Jean-Philippe Ansermet, François Reuse, Jacques Van Der Klink

We present a detailed discussion of the evolution of a statistical ensemble of quantum mechanical systems coupled weakly to a bath. The Hilbert space of the full system is given by the tensor product between the Hilbert spaces associated with the bath and the bathed system. The statistical states of the ensemble are described in terms of density matrices. Supposing the bath to be held at some - not necessarily thermal - statistical equilibrium and tracing over the bath degrees of freedom, we obtain reduced density matrices defining the statistical states of the bathed system. The master equations describing the evolution of these reduced density matrices are derived under the most general conditions. On time scales that are large with respect to the bath correlation time τB corr and with respect to the reciprocal transition frequencies of the bathed system, the resulting evolution of the reduced density matrix of the bathed system is of Markovian type. The detailed balance relations valid for a thermal equilibrium of the bath are derived and the conditions for the validity of the fluctuation-dissipation theorem are given. Based on the general approach, we investigate the non-linear response of the bathed subsystem to a time-periodic perturbation.
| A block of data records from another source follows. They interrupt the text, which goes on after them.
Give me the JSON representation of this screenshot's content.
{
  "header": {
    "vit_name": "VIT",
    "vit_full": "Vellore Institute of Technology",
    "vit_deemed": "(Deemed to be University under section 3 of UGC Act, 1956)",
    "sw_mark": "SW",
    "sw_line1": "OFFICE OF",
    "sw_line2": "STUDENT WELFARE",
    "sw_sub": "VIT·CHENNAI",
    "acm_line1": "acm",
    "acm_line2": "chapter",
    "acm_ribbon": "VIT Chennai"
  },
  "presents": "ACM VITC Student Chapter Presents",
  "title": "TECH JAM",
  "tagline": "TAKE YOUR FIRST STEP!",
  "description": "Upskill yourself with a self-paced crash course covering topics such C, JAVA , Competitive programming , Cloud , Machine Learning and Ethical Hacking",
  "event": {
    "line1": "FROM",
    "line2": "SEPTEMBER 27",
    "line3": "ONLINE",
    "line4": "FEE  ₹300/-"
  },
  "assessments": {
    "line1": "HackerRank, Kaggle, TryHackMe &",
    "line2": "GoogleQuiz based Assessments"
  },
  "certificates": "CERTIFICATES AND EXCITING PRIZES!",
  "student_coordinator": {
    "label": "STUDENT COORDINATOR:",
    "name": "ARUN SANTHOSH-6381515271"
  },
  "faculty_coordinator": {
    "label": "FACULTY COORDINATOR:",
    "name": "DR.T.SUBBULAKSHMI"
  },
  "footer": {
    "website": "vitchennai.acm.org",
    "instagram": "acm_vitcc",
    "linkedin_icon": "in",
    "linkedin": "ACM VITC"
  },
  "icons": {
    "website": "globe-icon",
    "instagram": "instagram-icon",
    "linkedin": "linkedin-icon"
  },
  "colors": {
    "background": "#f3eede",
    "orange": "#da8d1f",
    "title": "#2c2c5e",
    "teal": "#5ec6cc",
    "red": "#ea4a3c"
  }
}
Summing the perturbation series we obtain the coherences and the populations for arbitrary strengths of the perturbation. © 2003 Springer-Verlag Berlin/Heidelberg.

2003